Berkshire Hathaway CEO Warren Buffett published his annual letter to shareholders last Saturday and as usual, it packs the witty, wise and sometimes unpopular view.
On repurchases, he explains why they should be value-accretive (meaning increase in value), “Every small bit of repurchases helps if they are made at value-accretive prices. Just as surely, when a company overpays for repurchases, the continuing shareholders lose. At such times, gains flow only to the selling shareholders and to the friendly, but expensive, investment banker who recommended the foolish purchases”.
This is a critical point as the local market has started witnessing repurchases – unfortunately, the two carried out to date have been value-dilutive.
On the same point, he added a few choice words for those dismissive of repurchase programmes, “When you are told that all repurchases are harmful to shareholders or to the country, or particularly beneficial to CEOs, you are listening to either an economic illiterate or a silver-tongued demagogue (characters that are not mutually exclusive).”
His recognition of “the float” as Berkshire’s secret sauce is important. He explains, “Though not recognised in our financial statements, this float has been an extraordinary asset for Berkshire. Since purchasing our first property-casualty insurer in 1967, Berkshire’s float has increased 8,000-fold through acquisitions, operations and innovations.”
To explain this point, whenever premiums exceed the total expenses and eventual losses, Berkshire registers an underwriting profit that adds to the investment income produced from the float.
Over the years, this combination has allowed the company to enjoy the use of “free money” – and, better yet, getting paid for holding it. Admittedly, not so many businesses have such an advantage.
Perhaps, the best advice is on capitalism in which he says, “Capitalism has two sides: The system creates an ever-growing pile of losers while concurrently delivering a gusher of improved goods and services.”
Someone in the investments, trade and industry ministry needs to understand this. Furthermore, Warren’s point on what he calls “creative destruction” hints at the value of diversification. His admission of past mistakes being muted by the extensive investments is golden.
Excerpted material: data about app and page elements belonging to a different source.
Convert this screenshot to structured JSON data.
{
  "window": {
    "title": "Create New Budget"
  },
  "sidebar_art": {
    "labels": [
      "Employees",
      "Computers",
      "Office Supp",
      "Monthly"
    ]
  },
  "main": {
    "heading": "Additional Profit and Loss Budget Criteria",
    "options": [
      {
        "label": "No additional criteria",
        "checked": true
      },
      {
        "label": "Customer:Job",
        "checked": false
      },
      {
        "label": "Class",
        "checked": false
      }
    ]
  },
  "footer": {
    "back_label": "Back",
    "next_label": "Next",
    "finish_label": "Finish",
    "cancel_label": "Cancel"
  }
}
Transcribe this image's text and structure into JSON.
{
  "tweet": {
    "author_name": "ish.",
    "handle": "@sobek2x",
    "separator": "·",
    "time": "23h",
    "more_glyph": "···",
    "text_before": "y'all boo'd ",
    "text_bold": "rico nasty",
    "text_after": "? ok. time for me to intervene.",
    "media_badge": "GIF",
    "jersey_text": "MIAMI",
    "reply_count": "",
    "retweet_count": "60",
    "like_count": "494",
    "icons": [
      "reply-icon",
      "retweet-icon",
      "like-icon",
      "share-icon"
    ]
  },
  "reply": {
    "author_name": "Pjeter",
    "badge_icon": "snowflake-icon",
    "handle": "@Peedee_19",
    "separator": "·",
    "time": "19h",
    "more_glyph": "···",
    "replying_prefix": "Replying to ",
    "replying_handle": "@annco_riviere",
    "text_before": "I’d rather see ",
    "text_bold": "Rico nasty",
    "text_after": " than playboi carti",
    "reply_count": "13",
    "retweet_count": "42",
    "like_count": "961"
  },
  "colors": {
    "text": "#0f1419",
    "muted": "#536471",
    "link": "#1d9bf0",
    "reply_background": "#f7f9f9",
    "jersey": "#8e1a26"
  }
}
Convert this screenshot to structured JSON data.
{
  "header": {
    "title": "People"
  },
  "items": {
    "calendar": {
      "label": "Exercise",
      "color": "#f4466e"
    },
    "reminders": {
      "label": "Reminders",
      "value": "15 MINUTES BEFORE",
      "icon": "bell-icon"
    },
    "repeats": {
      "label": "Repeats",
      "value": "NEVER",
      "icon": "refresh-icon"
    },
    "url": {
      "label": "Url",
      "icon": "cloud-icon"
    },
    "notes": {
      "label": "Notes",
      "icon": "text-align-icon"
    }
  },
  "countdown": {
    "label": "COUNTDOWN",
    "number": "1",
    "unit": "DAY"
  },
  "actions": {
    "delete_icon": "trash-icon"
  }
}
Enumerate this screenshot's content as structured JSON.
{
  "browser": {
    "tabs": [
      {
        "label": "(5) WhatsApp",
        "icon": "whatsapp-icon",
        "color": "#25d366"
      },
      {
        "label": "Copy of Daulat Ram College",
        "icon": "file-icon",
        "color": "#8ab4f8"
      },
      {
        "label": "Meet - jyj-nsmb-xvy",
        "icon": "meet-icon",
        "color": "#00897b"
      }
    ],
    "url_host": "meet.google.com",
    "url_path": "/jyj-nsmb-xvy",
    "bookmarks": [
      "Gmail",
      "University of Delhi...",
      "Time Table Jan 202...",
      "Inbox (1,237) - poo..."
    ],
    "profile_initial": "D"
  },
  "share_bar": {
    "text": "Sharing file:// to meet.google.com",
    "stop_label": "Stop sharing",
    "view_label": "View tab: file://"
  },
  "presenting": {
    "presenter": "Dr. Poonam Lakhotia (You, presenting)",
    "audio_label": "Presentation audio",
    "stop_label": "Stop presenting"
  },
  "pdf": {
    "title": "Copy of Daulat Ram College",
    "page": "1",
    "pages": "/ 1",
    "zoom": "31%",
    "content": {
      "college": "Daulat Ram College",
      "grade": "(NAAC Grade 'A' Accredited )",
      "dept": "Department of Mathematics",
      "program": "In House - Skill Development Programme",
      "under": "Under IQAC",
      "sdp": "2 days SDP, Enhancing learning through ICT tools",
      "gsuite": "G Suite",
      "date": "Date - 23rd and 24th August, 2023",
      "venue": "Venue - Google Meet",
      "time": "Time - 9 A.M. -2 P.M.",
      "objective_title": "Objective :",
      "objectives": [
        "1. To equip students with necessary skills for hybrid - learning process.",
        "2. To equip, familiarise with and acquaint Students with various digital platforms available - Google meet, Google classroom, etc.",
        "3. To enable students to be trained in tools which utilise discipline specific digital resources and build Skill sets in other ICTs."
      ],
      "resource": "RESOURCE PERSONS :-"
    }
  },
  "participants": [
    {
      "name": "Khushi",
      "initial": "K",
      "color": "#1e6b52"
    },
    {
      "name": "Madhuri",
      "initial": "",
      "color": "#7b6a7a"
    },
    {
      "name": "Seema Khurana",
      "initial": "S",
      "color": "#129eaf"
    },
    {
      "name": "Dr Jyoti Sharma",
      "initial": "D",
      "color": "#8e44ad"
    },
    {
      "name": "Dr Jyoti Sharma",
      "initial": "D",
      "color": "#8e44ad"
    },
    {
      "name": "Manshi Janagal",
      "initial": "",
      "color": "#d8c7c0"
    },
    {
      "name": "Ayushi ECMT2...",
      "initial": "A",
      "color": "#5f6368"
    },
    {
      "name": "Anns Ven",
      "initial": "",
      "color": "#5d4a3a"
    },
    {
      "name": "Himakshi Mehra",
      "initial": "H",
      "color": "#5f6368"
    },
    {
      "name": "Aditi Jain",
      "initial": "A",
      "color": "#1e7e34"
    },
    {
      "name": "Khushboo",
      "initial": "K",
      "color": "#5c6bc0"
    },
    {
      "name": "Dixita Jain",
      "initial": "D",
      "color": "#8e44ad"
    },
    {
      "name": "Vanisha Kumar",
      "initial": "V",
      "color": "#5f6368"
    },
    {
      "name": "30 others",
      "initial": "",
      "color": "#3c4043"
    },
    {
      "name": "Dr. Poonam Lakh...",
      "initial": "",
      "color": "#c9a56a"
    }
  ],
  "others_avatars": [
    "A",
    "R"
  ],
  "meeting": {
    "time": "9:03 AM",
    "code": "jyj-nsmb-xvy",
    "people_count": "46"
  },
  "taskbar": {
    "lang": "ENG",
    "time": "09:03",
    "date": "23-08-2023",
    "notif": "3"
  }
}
He accepts, “Over the years, I have made many mistakes. Consequently, our extensive collection of businesses currently consists of a few enterprises that have truly extraordinary economics, many that enjoy very good economic characteristics, and a large group that are marginal.
Along the way, other businesses in which I have invested have died, their products unwanted by the public.”
On trading vs investing, he makes his point about why he favours the latter. “Charlie and I are not stock-pickers; we are business pickers. Our goal is to make meaningful investments in businesses with both long-lasting favourable economic characteristics and trustworthy managers. We own publicly-traded stocks based on our expectations about their long-term business performance, not because we view them as vehicles for adroit purchases and sales.”
He summarises this view by saying, “Day to day, the stock market is a voting machine; in the long term it’s a weighing machine.”
With 58 years spent on capital-allocation decisions, it doesn’t hurt to pay attention to the sage of Omaha.
Mwanyasi is MD Canaan Capital.